A few days ago, the hospice volunteer coordinator had called me and asked if I’d be interested in visiting Ann (not her real name). “I’m not sure if she would benefit from visits. Her son told me that she doesn’t seem to know when he’s there. If you decide to go see her, I’d like your feedback. Let me know what you think.”
I was willing to try. As a chaplain, I have sat with people with varying conditions and cognitive abilities. The fact that she suffered from dementia and was no longer communicative was not new to my experience. “Sure,” I said. “I’ll be glad to visit her.”
When I first arrived at Ann’s residence, I asked the nurse to identify her for me. She pointed to a thin, white-haired woman, sitting in her wheelchair. Her head was drooping low but she was awake. I spoke her name, introduced myself, and pulled up a chair beside her, but I soon realized that we needed a quiet space if we were to have half a chance at a meaningful encounter. With the nurse’s permission, I wheeled her to her room.
During our time together I took her hand, offered reassuring words, played music, and read poetry to her. She did not seem to respond to my efforts. Her head continued to hang down, and only occasionally did she look up, groan with a soft cry, and return her head in a downward position.

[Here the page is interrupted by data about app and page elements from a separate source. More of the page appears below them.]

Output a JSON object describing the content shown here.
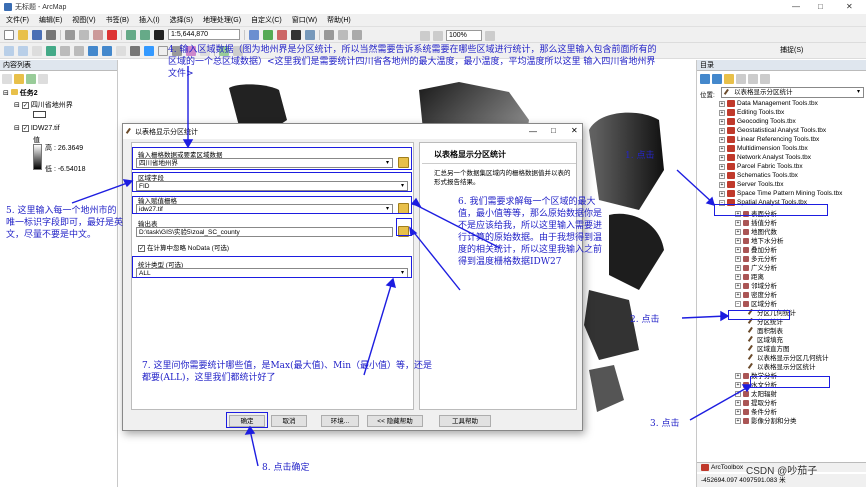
{
  "window": {
    "title": "无标题 - ArcMap",
    "minimize": "—",
    "maximize": "□",
    "close": "✕"
  },
  "menu": [
    "文件(F)",
    "编辑(E)",
    "视图(V)",
    "书签(B)",
    "插入(I)",
    "选择(S)",
    "地理处理(G)",
    "自定义(C)",
    "窗口(W)",
    "帮助(H)"
  ],
  "toolbar": {
    "scale": "1:5,644,870",
    "zoom": "100%",
    "capture_label": "捕捉(S)"
  },
  "left_pane": {
    "header": "内容列表",
    "layers_root": "任务2",
    "layer1": "四川省地州界",
    "layer2": "IDW27.tif",
    "value_label": "值",
    "high": "高 : 26.3649",
    "low": "低 : -6.54018"
  },
  "right_pane": {
    "header": "目录",
    "location_label": "位置:",
    "location_value": "以表格显示分区统计",
    "items": [
      "Data Management Tools.tbx",
      "Editing Tools.tbx",
      "Geocoding Tools.tbx",
      "Geostatistical Analyst Tools.tbx",
      "Linear Referencing Tools.tbx",
      "Multidimension Tools.tbx",
      "Network Analyst Tools.tbx",
      "Parcel Fabric Tools.tbx",
      "Schematics Tools.tbx",
      "Server Tools.tbx",
      "Space Time Pattern Mining Tools.tbx",
      "Spatial Analyst Tools.tbx"
    ],
    "sub_items": [
      "表面分析",
      "插值分析",
      "地图代数",
      "地下水分析",
      "叠加分析",
      "多元分析",
      "广义分析",
      "距离",
      "邻域分析",
      "密度分析",
      "区域分析"
    ],
    "zonal_items": [
      "分区几何统计",
      "分区统计",
      "面积制表",
      "区域填充",
      "区域直方图",
      "以表格显示分区几何统计",
      "以表格显示分区统计"
    ],
    "more_items": [
      "数学分析",
      "水文分析",
      "太阳辐射",
      "提取分析",
      "条件分析",
      "影像分割和分类"
    ],
    "bottom_tab": "ArcToolbox",
    "coords": "-452694.097  4097591.083 米"
  },
  "dialog": {
    "title": "以表格显示分区统计",
    "label_zone": "输入栅格数据或要素区域数据",
    "zone_value": "四川省地州界",
    "label_field": "区域字段",
    "field_value": "FID",
    "label_raster": "输入赋值栅格",
    "raster_value": "idw27.tif",
    "label_output": "输出表",
    "output_value": "D:\\task\\GIS\\实验5\\zoal_SC_county",
    "nodata_label": "在计算中忽略 NoData (可选)",
    "label_stats": "统计类型 (可选)",
    "stats_value": "ALL",
    "help_title": "以表格显示分区统计",
    "help_text": "汇总另一个数据集区域内的栅格数据值并以表的形式报告结果。",
    "buttons": [
      "确定",
      "取消",
      "环境...",
      "<< 隐藏帮助",
      "工具帮助"
    ]
  },
  "annotations": {
    "a4": "4. 输入区域数据（图为地州界是分区统计，所以当然需要告诉系统需要在哪些区域进行统计，那么这里输入包含前面所有的区域的一个总区域数据）<这里我们是需要统计四川省各地州的最大温度，最小温度，平均温度所以这里 输入四川省地州界 文件>",
    "a1": "1. 点击",
    "a2": "2. 点击",
    "a3": "3. 点击",
    "a5": "5. 这里输入每一个地州市的唯一标识字段即可，最好是英文，尽量不要是中文。",
    "a6": "6. 我们需要求解每一个区域的最大值，最小值等等，那么原始数据你是不是应该给我，所以这里输入需要进行计算的原始数据。由于我想得到温度的相关统计，所以这里我输入之前得到温度栅格数据IDW27",
    "a7": "7. 这里问你需要统计哪些值，是Max(最大值)、Min（最小值）等，还是都要(ALL)，这里我们都统计好了",
    "a8": "8. 点击确定"
  },
  "watermark": "CSDN @吵茄子"
}
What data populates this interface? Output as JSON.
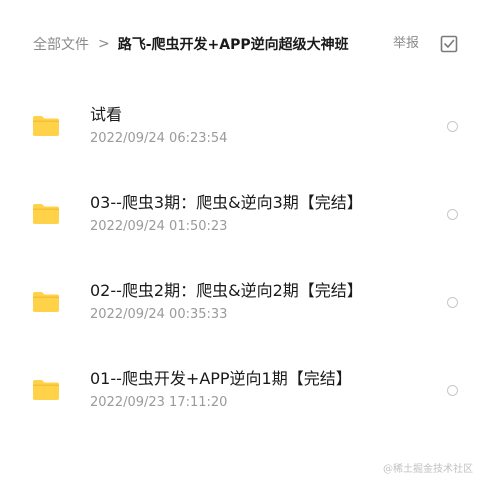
{
  "header": {
    "breadcrumb_root": "全部文件",
    "breadcrumb_separator": ">",
    "breadcrumb_current": "路飞-爬虫开发+APP逆向超级大神班",
    "report_label": "举报"
  },
  "colors": {
    "folder": "#ffd24a",
    "folder_tab": "#f5c033",
    "text_primary": "#1a1a1a",
    "text_secondary": "#9a9a9a"
  },
  "icons": {
    "folder": "folder-icon",
    "select": "checkbox-icon",
    "row_select": "radio-icon"
  },
  "files": [
    {
      "name": "试看",
      "date": "2022/09/24 06:23:54"
    },
    {
      "name": "03--爬虫3期：爬虫&逆向3期【完结】",
      "date": "2022/09/24 01:50:23"
    },
    {
      "name": "02--爬虫2期：爬虫&逆向2期【完结】",
      "date": "2022/09/24 00:35:33"
    },
    {
      "name": "01--爬虫开发+APP逆向1期【完结】",
      "date": "2022/09/23 17:11:20"
    }
  ],
  "watermark": "@稀土掘金技术社区"
}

At the end of our visit, I returned her to the large room where I initially found her. I thanked her for our time together and told her goodbye. At that point, she looked up at me for the first time and smiled! Surprised and moved, I felt the warmth of her smile, and I knew that I’d return again.
Sometimes we wonder if it’s worth our time and energy to visit someone who cannot communicate or will not recognize us. However, I believe that presence has more power to communicate care and compassion than we may realize. Though we may not speak words or hold a conversation, our “just being there” can be deeply and intuitively felt, alleviating the loneliness of a hurting heart that yearns to be acknowledged and known.
Sometimes, though, our humanness needs a sign or small gesture to encourage us and let us know that the time we took out of our busy day was worth it. Her smile did that for me. She gave me a gift that day, a gift that has become a precious memory.